Vijay Varma's Moeen is dichotomous. His friendship with Murad even more so. They don't conform to each other's perspectives about life. But maybe that's what true friendship is about -- humko toh yaari se matlab hai... Yaar ho kaisa bhi, chaahe jhootha hi sahi...
Amruta Subhash and Vijay Raaz as Murad's parents and an unhappy couple are also worth mentioning, and appreciating.
'Gully Boy' is inspired by the trials and tribulations of rappers Naezy and DIVINE aka Vivian Fernandes. "I had no idea of the underground hip-hop scene [in Mumbai] until I saw a video of Naezy.
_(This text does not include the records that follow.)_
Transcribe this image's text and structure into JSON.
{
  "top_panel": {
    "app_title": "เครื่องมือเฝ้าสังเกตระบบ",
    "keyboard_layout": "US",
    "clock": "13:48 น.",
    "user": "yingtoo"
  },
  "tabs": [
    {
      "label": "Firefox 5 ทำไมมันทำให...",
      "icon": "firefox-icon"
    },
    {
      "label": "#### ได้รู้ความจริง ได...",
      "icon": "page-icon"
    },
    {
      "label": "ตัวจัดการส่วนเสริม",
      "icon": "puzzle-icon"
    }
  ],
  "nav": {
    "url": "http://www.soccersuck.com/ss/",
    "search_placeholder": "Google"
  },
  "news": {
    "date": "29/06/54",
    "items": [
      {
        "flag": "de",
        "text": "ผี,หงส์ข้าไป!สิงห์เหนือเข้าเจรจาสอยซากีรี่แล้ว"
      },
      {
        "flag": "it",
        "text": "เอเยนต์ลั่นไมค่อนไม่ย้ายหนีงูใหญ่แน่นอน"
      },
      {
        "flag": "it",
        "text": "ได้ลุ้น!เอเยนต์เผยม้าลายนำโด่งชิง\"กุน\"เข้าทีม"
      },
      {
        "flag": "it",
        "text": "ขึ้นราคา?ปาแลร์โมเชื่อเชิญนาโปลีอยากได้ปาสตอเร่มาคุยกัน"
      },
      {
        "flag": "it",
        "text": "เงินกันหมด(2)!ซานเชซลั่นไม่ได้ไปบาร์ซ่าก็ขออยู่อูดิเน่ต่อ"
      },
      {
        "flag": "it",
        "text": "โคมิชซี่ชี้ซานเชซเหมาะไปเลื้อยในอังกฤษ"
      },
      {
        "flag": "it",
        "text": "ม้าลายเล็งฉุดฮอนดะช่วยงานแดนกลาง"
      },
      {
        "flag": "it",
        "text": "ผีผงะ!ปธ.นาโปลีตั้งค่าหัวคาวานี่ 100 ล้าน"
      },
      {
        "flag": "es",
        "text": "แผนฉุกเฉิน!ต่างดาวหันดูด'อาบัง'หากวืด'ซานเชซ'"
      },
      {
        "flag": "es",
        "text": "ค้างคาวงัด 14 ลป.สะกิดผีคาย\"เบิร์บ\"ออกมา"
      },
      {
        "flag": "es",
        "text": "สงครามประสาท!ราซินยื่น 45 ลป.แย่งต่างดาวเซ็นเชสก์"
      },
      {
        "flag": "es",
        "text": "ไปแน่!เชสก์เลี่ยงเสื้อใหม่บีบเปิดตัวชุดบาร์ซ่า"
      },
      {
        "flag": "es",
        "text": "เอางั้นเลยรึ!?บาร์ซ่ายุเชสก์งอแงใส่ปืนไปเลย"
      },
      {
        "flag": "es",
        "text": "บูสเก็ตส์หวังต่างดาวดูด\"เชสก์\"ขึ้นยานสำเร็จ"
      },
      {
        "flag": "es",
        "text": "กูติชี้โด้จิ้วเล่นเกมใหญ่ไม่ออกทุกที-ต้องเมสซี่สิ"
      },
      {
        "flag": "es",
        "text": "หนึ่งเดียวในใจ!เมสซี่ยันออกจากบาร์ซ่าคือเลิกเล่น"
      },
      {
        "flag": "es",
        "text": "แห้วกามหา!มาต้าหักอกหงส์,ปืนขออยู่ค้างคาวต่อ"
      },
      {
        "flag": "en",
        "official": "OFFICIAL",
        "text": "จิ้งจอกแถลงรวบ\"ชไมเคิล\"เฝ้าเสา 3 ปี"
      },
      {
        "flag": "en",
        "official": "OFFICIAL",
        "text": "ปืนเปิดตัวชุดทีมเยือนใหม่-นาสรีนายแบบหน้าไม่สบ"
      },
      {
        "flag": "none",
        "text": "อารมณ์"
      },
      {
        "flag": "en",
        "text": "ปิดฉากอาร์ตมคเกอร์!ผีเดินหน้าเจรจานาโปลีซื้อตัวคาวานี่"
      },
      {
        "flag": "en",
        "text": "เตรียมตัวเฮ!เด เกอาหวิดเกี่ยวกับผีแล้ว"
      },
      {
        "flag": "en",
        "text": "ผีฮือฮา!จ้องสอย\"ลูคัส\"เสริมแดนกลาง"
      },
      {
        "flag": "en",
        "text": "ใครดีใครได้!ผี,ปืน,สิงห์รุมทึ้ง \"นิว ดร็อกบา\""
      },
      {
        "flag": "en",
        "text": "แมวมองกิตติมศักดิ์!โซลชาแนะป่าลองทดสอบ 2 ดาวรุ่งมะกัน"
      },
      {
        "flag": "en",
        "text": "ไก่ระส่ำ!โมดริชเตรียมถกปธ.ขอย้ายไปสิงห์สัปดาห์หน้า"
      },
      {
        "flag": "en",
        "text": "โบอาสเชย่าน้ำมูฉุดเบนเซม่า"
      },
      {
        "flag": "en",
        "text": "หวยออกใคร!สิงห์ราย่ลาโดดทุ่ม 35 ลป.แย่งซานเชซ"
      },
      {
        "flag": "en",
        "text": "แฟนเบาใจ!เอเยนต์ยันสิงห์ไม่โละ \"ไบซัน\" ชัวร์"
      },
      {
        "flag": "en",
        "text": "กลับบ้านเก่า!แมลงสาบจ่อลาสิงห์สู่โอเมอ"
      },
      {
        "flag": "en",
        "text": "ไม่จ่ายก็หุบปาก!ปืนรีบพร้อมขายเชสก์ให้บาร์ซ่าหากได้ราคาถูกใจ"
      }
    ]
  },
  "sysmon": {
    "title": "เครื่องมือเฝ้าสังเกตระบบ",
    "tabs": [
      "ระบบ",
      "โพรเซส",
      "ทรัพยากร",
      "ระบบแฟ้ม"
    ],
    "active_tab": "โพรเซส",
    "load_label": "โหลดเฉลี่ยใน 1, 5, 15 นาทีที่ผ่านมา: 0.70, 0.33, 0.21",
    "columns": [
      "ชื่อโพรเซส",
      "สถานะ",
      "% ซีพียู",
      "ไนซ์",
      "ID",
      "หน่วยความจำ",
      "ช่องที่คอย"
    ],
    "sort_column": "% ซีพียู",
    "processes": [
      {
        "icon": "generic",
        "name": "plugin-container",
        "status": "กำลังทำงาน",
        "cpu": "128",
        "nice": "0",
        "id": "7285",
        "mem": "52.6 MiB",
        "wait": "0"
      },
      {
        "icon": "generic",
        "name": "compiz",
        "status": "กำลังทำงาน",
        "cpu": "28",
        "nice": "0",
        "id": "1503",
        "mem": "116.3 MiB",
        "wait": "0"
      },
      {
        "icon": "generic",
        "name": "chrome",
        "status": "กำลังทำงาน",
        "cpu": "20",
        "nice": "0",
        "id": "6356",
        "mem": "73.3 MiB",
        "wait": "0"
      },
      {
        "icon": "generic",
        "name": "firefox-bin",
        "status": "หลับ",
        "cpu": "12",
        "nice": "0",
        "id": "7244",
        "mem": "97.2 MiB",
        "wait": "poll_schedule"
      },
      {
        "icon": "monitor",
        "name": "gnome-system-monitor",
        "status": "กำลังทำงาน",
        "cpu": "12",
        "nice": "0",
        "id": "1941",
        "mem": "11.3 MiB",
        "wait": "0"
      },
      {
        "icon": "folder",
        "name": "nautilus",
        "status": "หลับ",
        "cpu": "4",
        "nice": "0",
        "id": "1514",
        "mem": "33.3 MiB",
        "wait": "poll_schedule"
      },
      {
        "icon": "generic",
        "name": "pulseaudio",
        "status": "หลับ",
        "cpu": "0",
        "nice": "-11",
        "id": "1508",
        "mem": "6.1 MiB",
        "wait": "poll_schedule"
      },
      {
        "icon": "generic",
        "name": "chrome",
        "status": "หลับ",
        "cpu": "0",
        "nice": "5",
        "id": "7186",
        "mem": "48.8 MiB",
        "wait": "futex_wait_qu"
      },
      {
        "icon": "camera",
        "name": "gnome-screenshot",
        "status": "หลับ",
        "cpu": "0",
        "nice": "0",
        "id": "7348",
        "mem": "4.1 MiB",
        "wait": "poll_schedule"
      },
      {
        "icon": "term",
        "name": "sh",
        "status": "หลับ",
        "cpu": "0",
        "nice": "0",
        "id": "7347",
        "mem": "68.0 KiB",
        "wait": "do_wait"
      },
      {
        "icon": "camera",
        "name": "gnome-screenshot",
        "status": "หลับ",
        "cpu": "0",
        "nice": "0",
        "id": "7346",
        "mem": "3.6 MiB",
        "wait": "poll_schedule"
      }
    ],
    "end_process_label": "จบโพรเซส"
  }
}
I couldn’t get it out of my head. I kept digging on YouTube, and my interest kept going on. A film is about what turns you on, about what you get excited about. Your head space changes," Zoya once said, in an interview.
With 'Gully Boy', Zoya brought hip-hop to the forefront and centre in a Bollywood film. Yes, rap did exist before this -- Yo Yo Honey Singh, Raftaar, and Badshah among others have been the harbingers of rap in India, but what the movie did was to bring a kind of dignity to the art.
"From a music point of view, Bollywood is validating our music now; they are recognising our music. Now the masses too will also listen to our music," Naezy aka Naved Sheikh had said, after the movie's release.
'Gully Boy' is a sentiment, an emotion and it being nominated as India's official entry for the 92nd Academy Awards in the Best International Feature Film category is a testament to the cult status it has acquired. It is no run-of-the-mill rags-to-riches story. It's a dream -- it's Akhtar's painstaking courage, it's ensemble star cast's dedication and main 'boy' Ranveer's honest portrayal of Murad.
Please do yourself a favour, and watch the movie and know for yourself why it was pushed as India's official entry for Oscars 2020 -- a dais to international glory.